Report | 09 09 2016


2016 EDRS Key findings - Drug Trends Conference handout



The Ecstasy and Related Drugs Reporting System (EDRS) is a national monitoring system for ecstasy and related drugs that is intended to identify emerging trends of local and national interest in the markets for these drugs. The EDRS consists of three components: interviews with regular psychostimulant users (RPU); interviews with key experts (KEs), professionals who have regular contact with regular psychostimulant users through their work; and analysis and examination of indicator data sources related to ecstasy and other related drugs. The EDRS monitors the price, purity, availability and patterns of use of ecstasy, methamphetamine, cocaine, ketamine, GHB and LSD. The EDRS is designed to be sensitive to trends, providing data in a timely manner, rather than describing issues in detail.


Key findings

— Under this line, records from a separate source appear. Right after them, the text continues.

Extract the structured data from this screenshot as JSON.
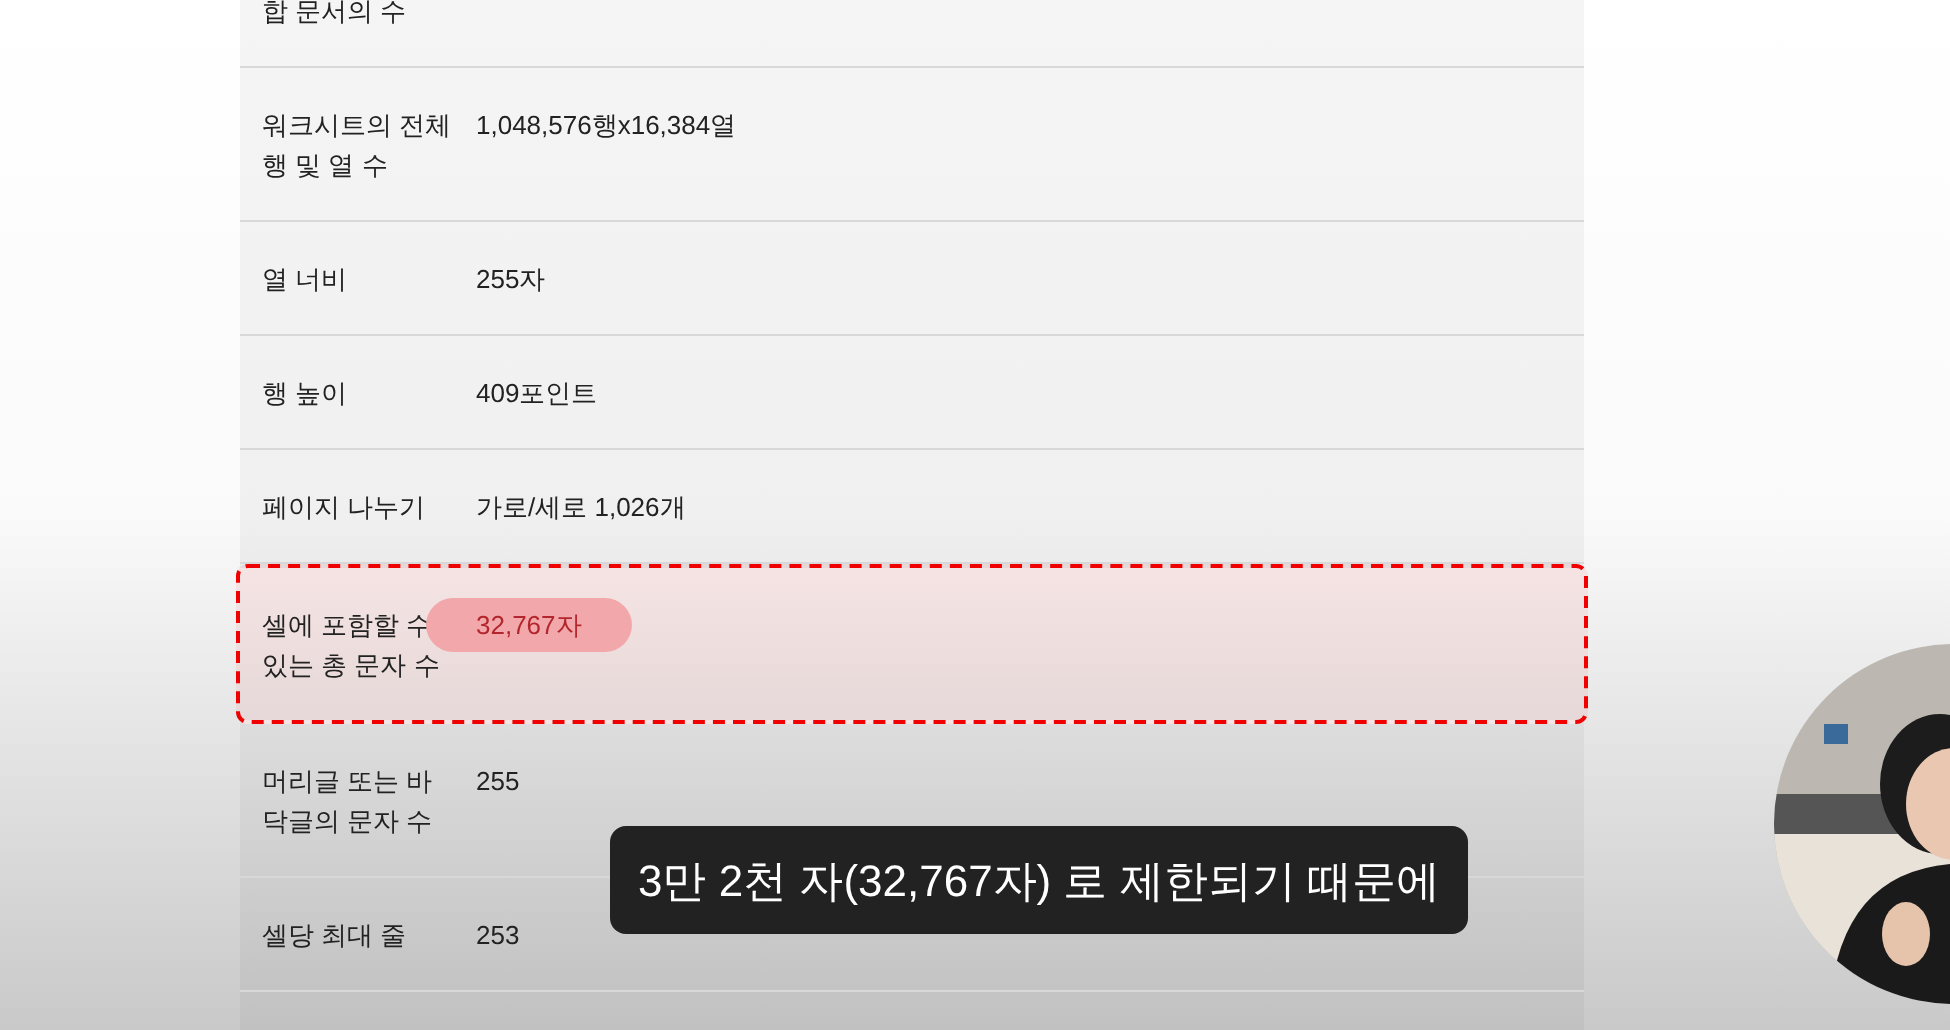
{
  "spec_table": {
    "rows": [
      {
        "label": "합 문서의 수",
        "value": "",
        "highlighted": false
      },
      {
        "label": "워크시트의 전체 행 및 열 수",
        "value": "1,048,576행x16,384열",
        "highlighted": false
      },
      {
        "label": "열 너비",
        "value": "255자",
        "highlighted": false
      },
      {
        "label": "행 높이",
        "value": "409포인트",
        "highlighted": false
      },
      {
        "label": "페이지 나누기",
        "value": "가로/세로 1,026개",
        "highlighted": false
      },
      {
        "label": "셀에 포함할 수 있는 총 문자 수",
        "value": "32,767자",
        "highlighted": true
      },
      {
        "label": "머리글 또는 바닥글의 문자 수",
        "value": "255",
        "highlighted": false
      },
      {
        "label": "셀당 최대 줄",
        "value": "253",
        "highlighted": false
      }
    ]
  },
  "caption": {
    "text": "3만 2천 자(32,767자) 로 제한되기 때문에"
  }
}
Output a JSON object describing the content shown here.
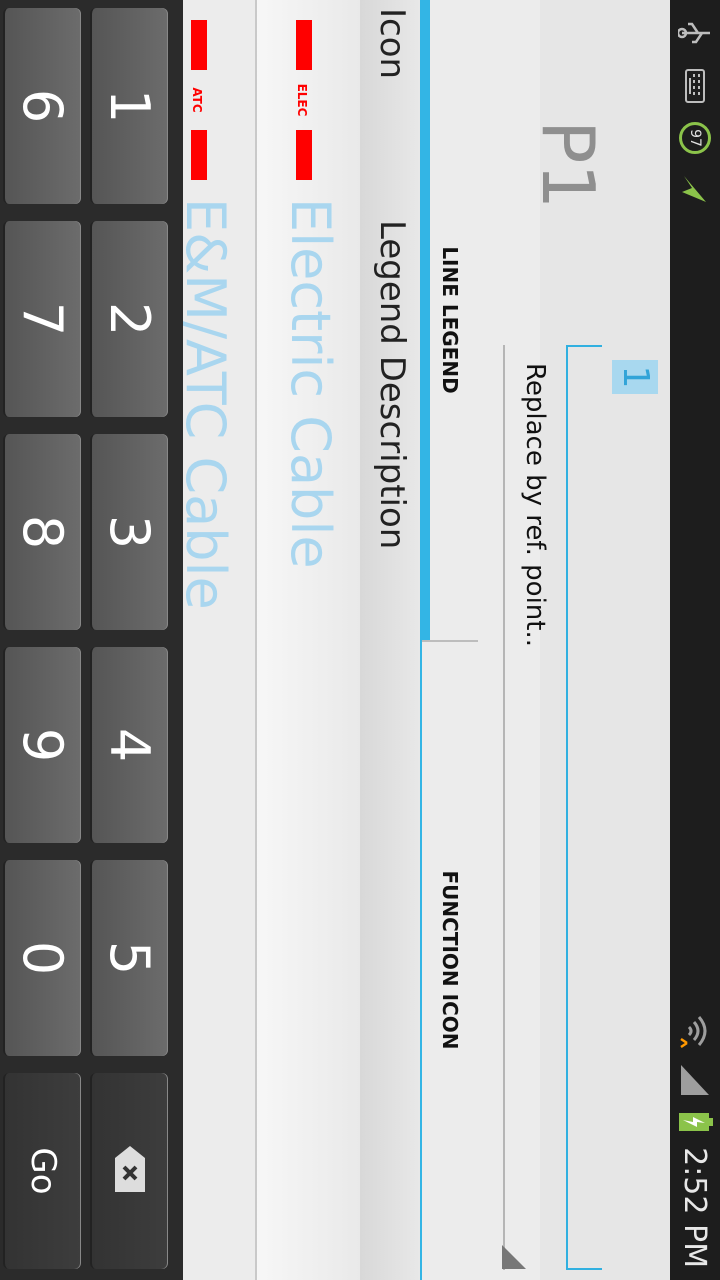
{
  "status_bar": {
    "time": "2:52 PM",
    "battery_badge": "97",
    "icons": [
      "usb-icon",
      "keyboard-icon",
      "battery-level-badge",
      "send-icon",
      "wifi-icon",
      "signal-icon",
      "battery-charging-icon"
    ]
  },
  "header": {
    "title": "P1",
    "edit_value": "1",
    "spinner_label": "Replace by ref. point.."
  },
  "tabs": [
    {
      "label": "LINE LEGEND",
      "selected": true
    },
    {
      "label": "FUNCTION ICON",
      "selected": false
    }
  ],
  "table": {
    "col_icon": "Icon",
    "col_desc": "Legend Description",
    "rows": [
      {
        "icon_text": "ELEC",
        "description": "Electric Cable",
        "color": "#ff0000"
      },
      {
        "icon_text": "ATC",
        "description": "E&M/ATC Cable",
        "color": "#ff0000"
      }
    ]
  },
  "keyboard": {
    "row1": [
      "1",
      "2",
      "3",
      "4",
      "5"
    ],
    "row2": [
      "6",
      "7",
      "8",
      "9",
      "0"
    ],
    "delete_label": "",
    "go_label": "Go"
  }
}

  • Seven hundred and ninety-five regular psychostimulant users (RPU) took part in face to face EDRS interviews in 2016. Participants were primarily recruited through the internet (58%) and word of mouth (30%).
  • Ecstasy was the drug of choice by over a third of the sample (36%) followed by cannabis (21%).
  • The most popular form of ecstasy consumed on a regular basis was still pill (tablet) form. There remains an increasing trend in the use of MDMA crystal/rock with this form considered to be a more potent form of ecstasy. Over half (54%) of MDMA crystal/rock users reporting it being of ‘high’ purity compared to 25% of those reporting pills, powder and caps as ‘high’.
  • A quarter of the national sample reported ‘weekly or more’ use of ecstasy.
  • Ecstasy is used in a range of public and private locations. Almost half (44%) of RPU nominated nightclubs as the last location they used ecstasy while intoxicated.
  • The price of ecstasy remained stable at $25 per tablet.
  • The recent use of methamphetamine (all forms) remained stable with 38% of the sample reporting recent use and 7% of the national sample reporting ‘weekly or more’ use, specifically crystal (6%).
  • Speed powder remained the form of methamphetamine used by largest proportion of RPU (25%) followed by crystal with 19% reporting recent use.
  • All forms of methamphetamine were considered ‘very easy to easy’ to obtain. Speed powder was reported to be of ‘medium’ purity and crystal and base were reported to be of ‘high’ purity.
  • The recent use of New Psychoactive Substance (NPS) remained stable with about a third (34%) of the sample reporting NPS use in the past six months. The most commonly reported NPS were: any 2C, (13%)  DMT (15%) and DXM (6%). Frequency of use was low. Synthetic cannabis was reported at low levels (4%) and comparable to 2015 data.
  • Nationally about half (47%) reporting recent use of cocaine. Frequency of use was low. Price of cocaine remained stable at $300 for a gram.
  • The recent use of cannabis remained high (86%) and stable.  About a fifth of the sample reported daily cannabis use. Price remained stable.
  • The recent use of LSD, ketamine and GHB significantly increased between 2015 and 2016, with variation by jurisdiction.  The frequency of use remains sporadic.
  • There were significant increases in recent use of a range of substances including: nitrous oxide (25% in 2015 and 36% in 2016), amyl nitrate (21% in 2015 and 27% in 2016), benzodiazepines (32% in 2015 and 38% in 2016) and other opiates (14% in 2015 and 21% in 2016).
  • The recent use of e-cigarettes significantly decreased (34% in 2015 and 26% in 2016).
  • Alcohol is the second most commonly used drug among this group with 97% reporting recent use on a median of 48 days (twice weekly). Around three-quarters of the sample (73%) reported hazardous alcohol use and 15% reported levels where further evaluation or treatment may be warranted.
  • About a fifth of the national sample (18%) reported ever having purchased a drug online with 14% reporting purchasing online in the past year.